What to do: Where does the word "title" show up in the data? Please find each such line and copy it.

Data to use:
__________

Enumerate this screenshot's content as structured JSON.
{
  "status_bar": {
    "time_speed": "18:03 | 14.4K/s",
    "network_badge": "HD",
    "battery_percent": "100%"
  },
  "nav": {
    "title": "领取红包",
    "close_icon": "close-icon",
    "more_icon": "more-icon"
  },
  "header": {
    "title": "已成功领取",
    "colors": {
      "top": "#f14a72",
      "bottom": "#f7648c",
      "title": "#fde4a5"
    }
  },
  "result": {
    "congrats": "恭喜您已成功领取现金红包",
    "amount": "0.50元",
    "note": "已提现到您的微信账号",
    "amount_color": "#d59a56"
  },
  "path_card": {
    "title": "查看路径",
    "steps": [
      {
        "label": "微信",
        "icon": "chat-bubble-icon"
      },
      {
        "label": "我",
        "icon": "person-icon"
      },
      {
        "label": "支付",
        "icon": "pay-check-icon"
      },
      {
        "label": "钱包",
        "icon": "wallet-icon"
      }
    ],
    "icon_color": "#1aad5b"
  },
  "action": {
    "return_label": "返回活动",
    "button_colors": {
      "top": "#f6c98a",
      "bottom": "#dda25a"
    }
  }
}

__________

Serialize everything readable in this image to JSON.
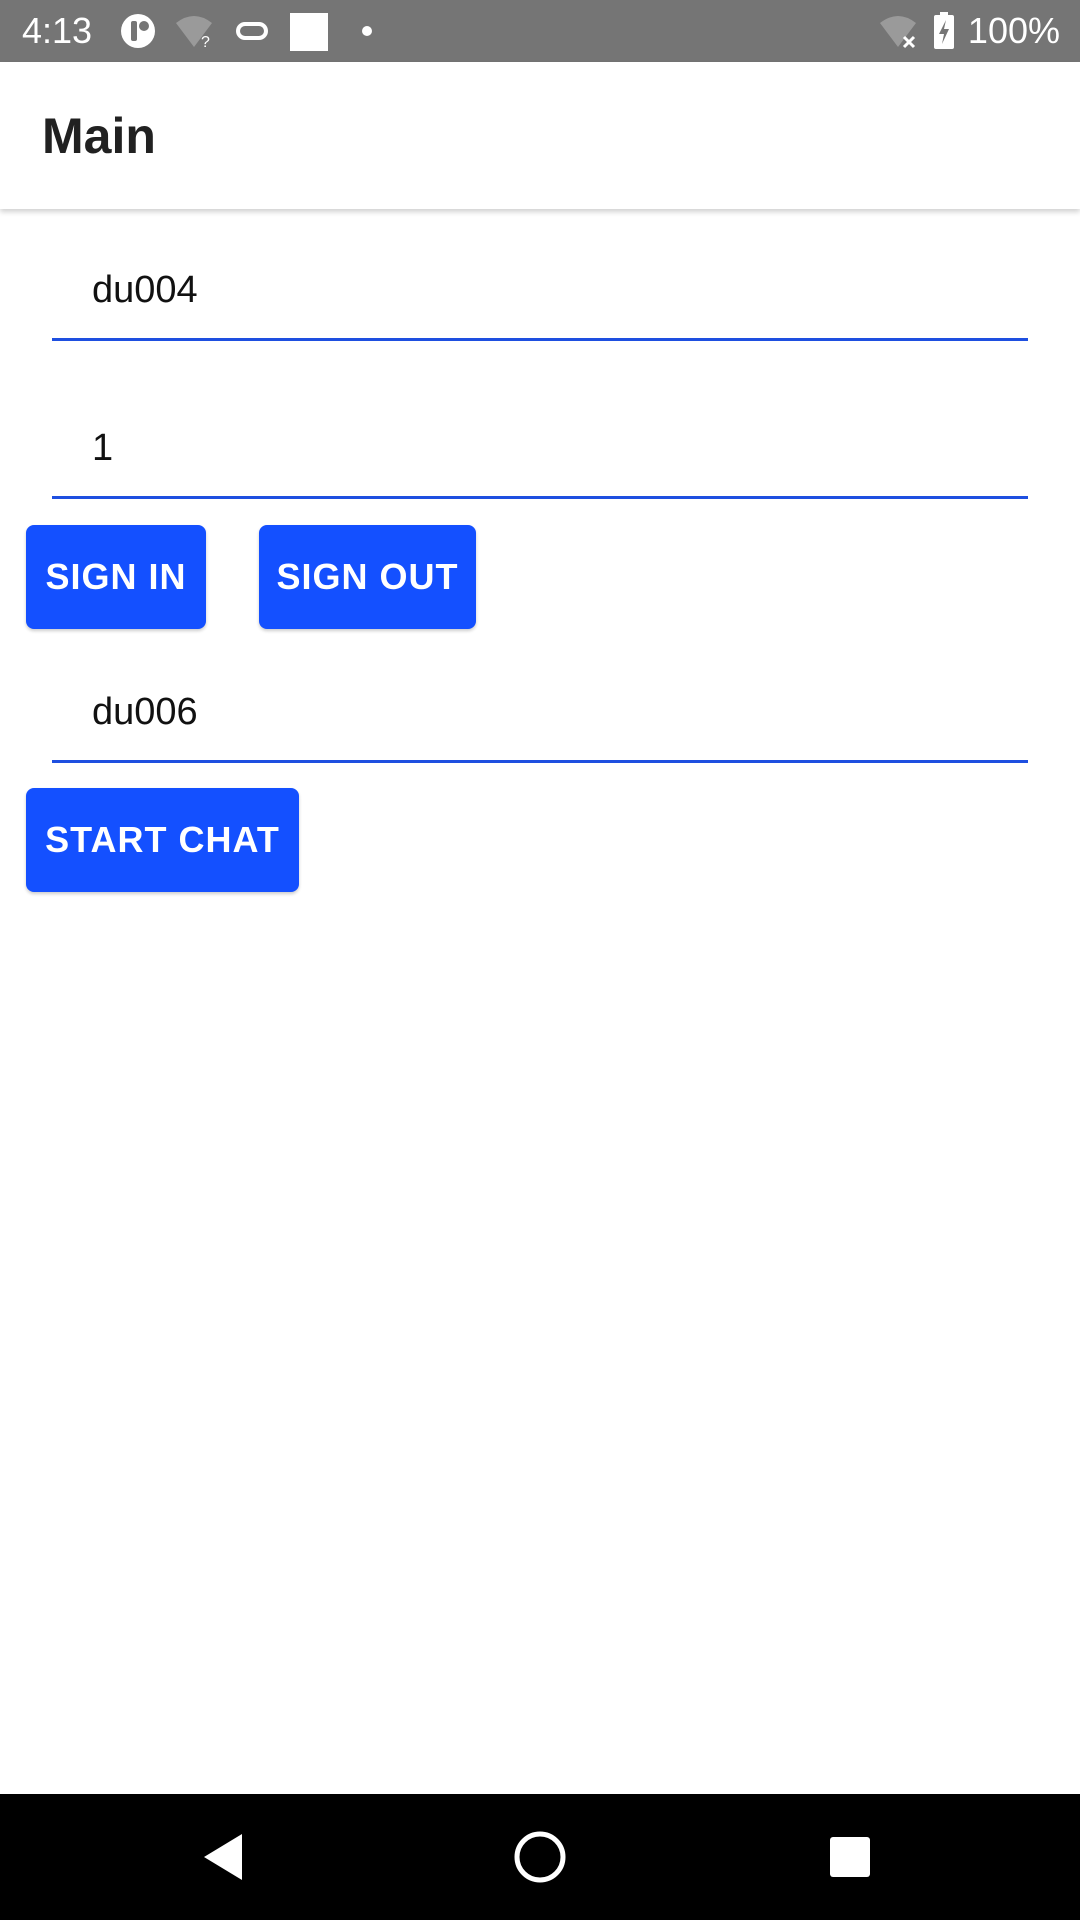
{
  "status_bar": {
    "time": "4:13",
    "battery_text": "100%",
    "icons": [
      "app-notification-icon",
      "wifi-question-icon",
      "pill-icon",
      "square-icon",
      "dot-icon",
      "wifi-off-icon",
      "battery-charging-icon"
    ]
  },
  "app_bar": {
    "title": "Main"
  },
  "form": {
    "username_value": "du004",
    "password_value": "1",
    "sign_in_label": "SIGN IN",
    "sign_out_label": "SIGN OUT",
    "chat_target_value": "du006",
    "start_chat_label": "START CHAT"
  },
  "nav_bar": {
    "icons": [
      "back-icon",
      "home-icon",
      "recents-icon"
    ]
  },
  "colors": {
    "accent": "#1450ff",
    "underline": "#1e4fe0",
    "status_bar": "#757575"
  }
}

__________

Answer box:
    "title": "领取红包",
    "title": "已成功领取",
      "title": "#fde4a5"
    "title": "查看路径",
    "title": "Main"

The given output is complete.